Yet growth in this country is falling and not because of Ukraine or Covid or Brexit. Since the 1950s, the rate of growth adjusted for inflation has been on a gentle but compelling downward trend. Our economy has become more stagnant and dependent on debt. It is reasonable to pretend that it will return by conjuring Britain into an AI free-for-all or a cheerful green industrial giant. Employment? One in four employees is on a low weekly wage – either because the pay is too low or the hours are insufficient – while the average real wage has been flatlining for years.
Much of this analysis comes from a new book, When Nothing Works, written by a group of scholars. Despite specializing in economics and accountancy, what they have produced is an essential text for understanding British government: the polarized politics of an increasingly unequal and increasingly stagnant society.
Take the issue at the top of today’s agenda: wages. Why can’t you and I bring more money? Because of the lack of productivity, say the politicians. However, researchers point out how labor has taken a smaller and smaller share of economic output since the 1970s.
If the same share of GDP was paid in wages today as in 1976, the average working-age household would have an extra £9,744 a year. We don’t lose that 10 grand a year because of laziness at work but because politicians from Thatcher onward have been breaking up trade unions, undermining workers’ rights, and strangling results as a “flexible labor market”. What they have created is a low-wage workforce, in a low-growth country ruled by politicians with low ambitions for all who are holding themselves back.

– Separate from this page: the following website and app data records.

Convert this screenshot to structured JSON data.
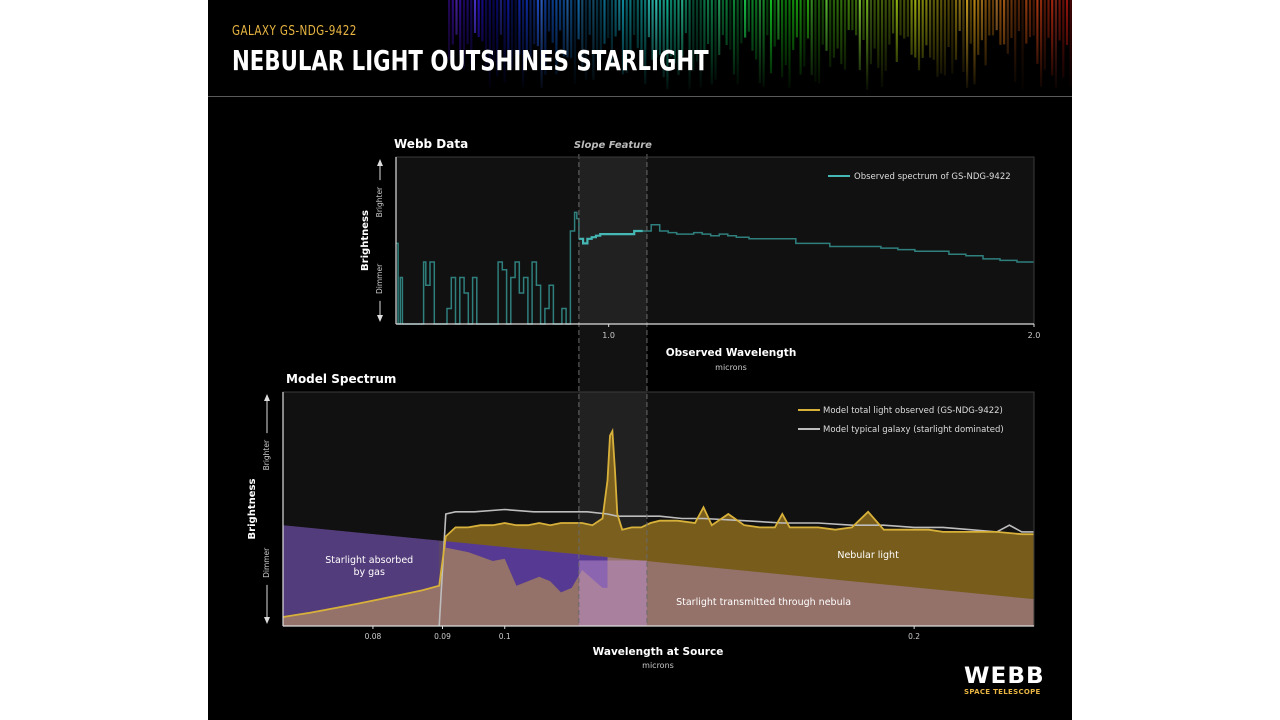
{
  "header": {
    "subtitle": "GALAXY GS-NDG-9422",
    "title": "NEBULAR LIGHT OUTSHINES STARLIGHT"
  },
  "logo": {
    "main": "WEBB",
    "sub": "SPACE TELESCOPE"
  },
  "colors": {
    "observed": "#45b7b4",
    "model_total": "#d8b13a",
    "typical_galaxy": "#bdbdbd",
    "nebular_fill": "#8a6a1e",
    "absorbed_fill": "#4a2f9a",
    "transmitted_fill": "#b98bc8",
    "panel_bg": "#111111"
  },
  "chart_data": [
    {
      "type": "line",
      "title": "Webb Data",
      "highlight_label": "Slope Feature",
      "xlabel": "Observed Wavelength",
      "xunit": "microns",
      "ylabel": "Brightness",
      "y_up_label": "Brighter",
      "y_down_label": "Dimmer",
      "xlim": [
        0.5,
        2.0
      ],
      "xticks": [
        {
          "value": 1.0,
          "label": "1.0"
        },
        {
          "value": 2.0,
          "label": "2.0"
        }
      ],
      "slope_feature_x": [
        0.93,
        1.09
      ],
      "legend_position": "top-right",
      "series": [
        {
          "name": "Observed spectrum of GS-NDG-9422",
          "step": true,
          "x": [
            0.5,
            0.505,
            0.51,
            0.515,
            0.52,
            0.53,
            0.54,
            0.55,
            0.56,
            0.565,
            0.57,
            0.58,
            0.59,
            0.6,
            0.61,
            0.62,
            0.63,
            0.64,
            0.65,
            0.66,
            0.67,
            0.68,
            0.69,
            0.7,
            0.71,
            0.72,
            0.73,
            0.74,
            0.75,
            0.76,
            0.77,
            0.78,
            0.79,
            0.8,
            0.81,
            0.82,
            0.83,
            0.84,
            0.85,
            0.86,
            0.87,
            0.88,
            0.89,
            0.9,
            0.91,
            0.92,
            0.925,
            0.93,
            0.94,
            0.95,
            0.96,
            0.97,
            0.98,
            0.99,
            1.0,
            1.02,
            1.04,
            1.06,
            1.08,
            1.1,
            1.12,
            1.14,
            1.16,
            1.18,
            1.2,
            1.22,
            1.24,
            1.26,
            1.28,
            1.3,
            1.33,
            1.36,
            1.4,
            1.44,
            1.48,
            1.52,
            1.56,
            1.6,
            1.64,
            1.68,
            1.72,
            1.76,
            1.8,
            1.84,
            1.88,
            1.92,
            1.96,
            2.0
          ],
          "y": [
            0.52,
            0.0,
            0.3,
            0.0,
            0.0,
            0.0,
            0.0,
            0.0,
            0.0,
            0.4,
            0.25,
            0.4,
            0.0,
            0.0,
            0.0,
            0.1,
            0.3,
            0.0,
            0.3,
            0.2,
            0.0,
            0.3,
            0.0,
            0.0,
            0.0,
            0.0,
            0.0,
            0.4,
            0.35,
            0.0,
            0.3,
            0.4,
            0.2,
            0.3,
            0.0,
            0.4,
            0.25,
            0.0,
            0.1,
            0.25,
            0.0,
            0.0,
            0.1,
            0.0,
            0.6,
            0.72,
            0.68,
            0.55,
            0.52,
            0.55,
            0.56,
            0.57,
            0.58,
            0.58,
            0.58,
            0.58,
            0.58,
            0.6,
            0.6,
            0.64,
            0.6,
            0.59,
            0.58,
            0.58,
            0.59,
            0.58,
            0.57,
            0.58,
            0.57,
            0.56,
            0.55,
            0.55,
            0.55,
            0.52,
            0.52,
            0.5,
            0.5,
            0.5,
            0.49,
            0.48,
            0.47,
            0.47,
            0.45,
            0.44,
            0.42,
            0.41,
            0.4,
            0.4
          ]
        }
      ]
    },
    {
      "type": "area",
      "title": "Model Spectrum",
      "xlabel": "Wavelength at Source",
      "xunit": "microns",
      "ylabel": "Brightness",
      "y_up_label": "Brighter",
      "y_down_label": "Dimmer",
      "xlim": [
        0.0687,
        0.245
      ],
      "xscale": "log",
      "xticks": [
        {
          "value": 0.08,
          "label": "0.08"
        },
        {
          "value": 0.09,
          "label": "0.09"
        },
        {
          "value": 0.1,
          "label": "0.1"
        },
        {
          "value": 0.2,
          "label": "0.2"
        }
      ],
      "legend_position": "top-right",
      "region_labels": [
        {
          "text": [
            "Starlight absorbed",
            "by gas"
          ],
          "x": 0.0795
        },
        {
          "text": [
            "Nebular light"
          ],
          "x": 0.185
        },
        {
          "text": [
            "Starlight transmitted through nebula"
          ],
          "x": 0.155
        }
      ],
      "series": [
        {
          "name": "Model total light observed (GS-NDG-9422)",
          "x": [
            0.0687,
            0.072,
            0.075,
            0.078,
            0.081,
            0.084,
            0.087,
            0.0895,
            0.0905,
            0.092,
            0.094,
            0.096,
            0.098,
            0.1,
            0.102,
            0.104,
            0.106,
            0.108,
            0.11,
            0.112,
            0.114,
            0.116,
            0.118,
            0.119,
            0.1195,
            0.12,
            0.1205,
            0.121,
            0.122,
            0.124,
            0.126,
            0.128,
            0.13,
            0.134,
            0.138,
            0.14,
            0.142,
            0.146,
            0.15,
            0.154,
            0.158,
            0.16,
            0.162,
            0.17,
            0.175,
            0.18,
            0.185,
            0.19,
            0.195,
            0.2,
            0.205,
            0.21,
            0.22,
            0.23,
            0.24,
            0.245
          ],
          "y": [
            0.04,
            0.06,
            0.08,
            0.1,
            0.12,
            0.14,
            0.16,
            0.18,
            0.4,
            0.44,
            0.44,
            0.45,
            0.45,
            0.46,
            0.45,
            0.45,
            0.46,
            0.45,
            0.46,
            0.46,
            0.46,
            0.45,
            0.48,
            0.65,
            0.85,
            0.87,
            0.7,
            0.5,
            0.43,
            0.44,
            0.44,
            0.46,
            0.47,
            0.47,
            0.46,
            0.53,
            0.45,
            0.5,
            0.45,
            0.44,
            0.44,
            0.5,
            0.44,
            0.44,
            0.43,
            0.44,
            0.51,
            0.43,
            0.43,
            0.43,
            0.43,
            0.42,
            0.42,
            0.42,
            0.41,
            0.41
          ]
        },
        {
          "name": "Model typical galaxy (starlight dominated)",
          "x": [
            0.0895,
            0.0905,
            0.092,
            0.095,
            0.1,
            0.105,
            0.11,
            0.115,
            0.119,
            0.121,
            0.125,
            0.13,
            0.135,
            0.14,
            0.15,
            0.16,
            0.17,
            0.18,
            0.19,
            0.2,
            0.21,
            0.22,
            0.23,
            0.235,
            0.24,
            0.245
          ],
          "y": [
            0.0,
            0.5,
            0.51,
            0.51,
            0.52,
            0.51,
            0.51,
            0.51,
            0.5,
            0.49,
            0.49,
            0.49,
            0.48,
            0.48,
            0.47,
            0.46,
            0.46,
            0.45,
            0.45,
            0.44,
            0.44,
            0.43,
            0.42,
            0.45,
            0.42,
            0.42
          ]
        }
      ],
      "fills": {
        "absorbed_top": {
          "x": [
            0.0905,
            0.094,
            0.098,
            0.1,
            0.102,
            0.104,
            0.106,
            0.108,
            0.11,
            0.112,
            0.114,
            0.116,
            0.118,
            0.119
          ],
          "y": [
            0.35,
            0.33,
            0.29,
            0.3,
            0.18,
            0.2,
            0.22,
            0.2,
            0.15,
            0.17,
            0.25,
            0.21,
            0.17,
            0.17
          ]
        },
        "stellar_continuum": {
          "x": [
            0.0687,
            0.245
          ],
          "y": [
            0.45,
            0.12
          ]
        }
      }
    }
  ]
}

“Your pride’s prayer has been answered,” Basil advised Dorian, when he had seen the picture and its terrible truth. “Your prayer of repentance will also be answered.” When Nothing Works is inevitably called pessimistic, but it is not. Realism comes from facing who we are and letting go of the pretense that a miracle of growth is imminent. Instead of trying to improve the “economy”, it’s time to improve our people: to make sure they have the basics they need to live a life without anger and flourish freely. It will come from distribution rather than growth, from the replacement of businesses acquired by equity. Such ideas will not go down well in SW1, where Tory and Labor are increasingly anti-pluralism and broken in their dogmatism. Self-knowledge is the hardest knowledge, as one of the authors of the book, Karel Williams, says. And self-deception leads to disaster.
Unable to face his disgusting self-image, Dorian cut the image. He will be found by the servants. “A dead man was lying on the floor, dressed in night clothes, with a knife in his heart. He was withered, wrinkled and disgusting in the face. It wasn’t until they examined the rings that they knew who it was .